You should talk to a Consumer Law attorney near you right away and find out for sure what your rights are. At $13,000, I’d be surprised if any car dealer didn’t at least do the normal safety inspection so the real question is whether or not that would have shown the damaged frame. You also need to find out if the dealer ordinarily runs a Carfax or AutoCheck on the cars they sell and then see for yourself what those sources say about your vehicle’s history. Wrecked and repaired cars can be dangerous because you don't know the quality of the repair job or the repairman. You can run a CarFax online yourself to find out more about the vehicle history maybe, but you need to know that it isn't always accurate. They get their information from lots of different places but it seems to be about 80% accurate, more or less, in our law firm’s experience. That’s better than nothing, although other title history services are available on the internet. Still, the existence of an accident on the CarFax report seems to almost always be accurate in our experience. If the dealer ran a CarFax (and the CarFax company keeps track of who runs their reports too), then it can be on notice of any accident record and all else on the report. If your report shows an accident (or any other negative info) before the dealer bought the car, then the dealer's report probably did too. Car dealers generally have a higher disclosure obligation than an ordinary consumer would have selling the car. If the dealer knows something and realizes that the buyer would want to know about it, but doesn't disclose it, in most states the dealer may be committing fraud by concealment. Every state has its own definition of fraud, but generally it's a lie or something kept hidden that costs you money. “What is Fraud” is explained in this Avvo Legal Guide: There is a big difference in value between a car that has never been wrecked and one that has, even when the repairs are done right. It's called "diminished value" and it means your car is worth much less than one that was not wrecked and repaired. You probably have the right to either cancel the deal or recover the amount you were overcharged for the car. If you want to know what your car is really worth, take it to a car dealer and see how much they will give you for it after you tell them that the CarFax for it says it was wrecked and it may have frame damage. Many car dealers won't want to buy it at all. Once you have already spent your money, it's not too late to have an independent repair shop inspect it and tell you what they think, but the best time is before you put down your hard earned money. Still, there is more than one way to get rid of a wrecked car (or a bad car) or to get even when you’ve been ripped off. You should talk to a local Consumer Law lawyer about your state laws and what your rights are, right away. Call your local attorney's Bar Association and ask for a referral to a Consumer Law attorney near you or you can go to this web site page for a Free Online 50 State National List of Consumer Law Lawyers ( and find one near you (lawyers don’t pay to get listed here and most of them are members of the only national association for Consumer Law lawyers, But act quickly because for every legal right you have, there is only a limited amount of time to actually file a lawsuit in court or your rights expire (it's called the statute of limitations), so don't waste your time getting to a Consumer Law attorney and finding out what your rights are. Before you decide to buy a used car next time, read this guide on How to Avoid Buying a Lemon Used Car in 7 Steps: If this answer was helpful, please give it a “Vote Up” rating. Ron Burdge, Attorney,,

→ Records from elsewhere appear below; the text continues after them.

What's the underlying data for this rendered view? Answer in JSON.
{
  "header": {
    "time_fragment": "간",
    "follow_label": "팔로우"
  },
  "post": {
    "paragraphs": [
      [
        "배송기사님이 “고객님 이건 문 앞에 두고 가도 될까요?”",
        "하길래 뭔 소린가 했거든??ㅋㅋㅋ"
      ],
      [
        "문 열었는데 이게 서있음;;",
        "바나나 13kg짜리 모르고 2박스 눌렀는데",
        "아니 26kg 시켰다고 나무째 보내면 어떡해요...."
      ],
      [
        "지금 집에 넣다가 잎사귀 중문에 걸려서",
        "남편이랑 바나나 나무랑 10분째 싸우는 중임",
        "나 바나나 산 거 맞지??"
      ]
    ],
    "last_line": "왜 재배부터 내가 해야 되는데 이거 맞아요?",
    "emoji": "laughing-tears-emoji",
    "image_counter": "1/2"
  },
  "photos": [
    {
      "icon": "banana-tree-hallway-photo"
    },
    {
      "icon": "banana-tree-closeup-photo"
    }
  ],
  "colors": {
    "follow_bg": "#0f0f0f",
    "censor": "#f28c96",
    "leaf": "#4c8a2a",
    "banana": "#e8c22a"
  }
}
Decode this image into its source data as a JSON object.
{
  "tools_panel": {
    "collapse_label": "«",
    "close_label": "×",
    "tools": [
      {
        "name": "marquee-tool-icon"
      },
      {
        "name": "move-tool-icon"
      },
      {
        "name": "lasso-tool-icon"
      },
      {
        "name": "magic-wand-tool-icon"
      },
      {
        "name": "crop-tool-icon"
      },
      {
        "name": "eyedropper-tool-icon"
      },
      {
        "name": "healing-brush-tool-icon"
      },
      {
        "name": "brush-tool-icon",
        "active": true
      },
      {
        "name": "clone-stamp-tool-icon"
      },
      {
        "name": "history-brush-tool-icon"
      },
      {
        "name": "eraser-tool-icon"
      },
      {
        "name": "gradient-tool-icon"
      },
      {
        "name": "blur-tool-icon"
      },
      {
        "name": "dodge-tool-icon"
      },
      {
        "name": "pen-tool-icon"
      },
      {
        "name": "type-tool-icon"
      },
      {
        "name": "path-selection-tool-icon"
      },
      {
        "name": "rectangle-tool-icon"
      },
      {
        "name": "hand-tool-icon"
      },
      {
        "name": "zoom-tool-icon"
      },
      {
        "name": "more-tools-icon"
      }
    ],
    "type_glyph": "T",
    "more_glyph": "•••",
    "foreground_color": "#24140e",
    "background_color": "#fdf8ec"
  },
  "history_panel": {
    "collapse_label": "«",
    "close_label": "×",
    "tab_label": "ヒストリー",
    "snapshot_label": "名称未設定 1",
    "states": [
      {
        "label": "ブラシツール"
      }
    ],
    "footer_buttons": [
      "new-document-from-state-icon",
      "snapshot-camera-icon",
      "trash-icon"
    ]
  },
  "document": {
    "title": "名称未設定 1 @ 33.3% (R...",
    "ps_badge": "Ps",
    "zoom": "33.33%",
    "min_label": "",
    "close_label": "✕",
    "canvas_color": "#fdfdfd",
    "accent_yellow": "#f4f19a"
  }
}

This answer is for general purposes only and does not establish an attorney-client relationship. Click the link to find a Consumer Law attorney near you.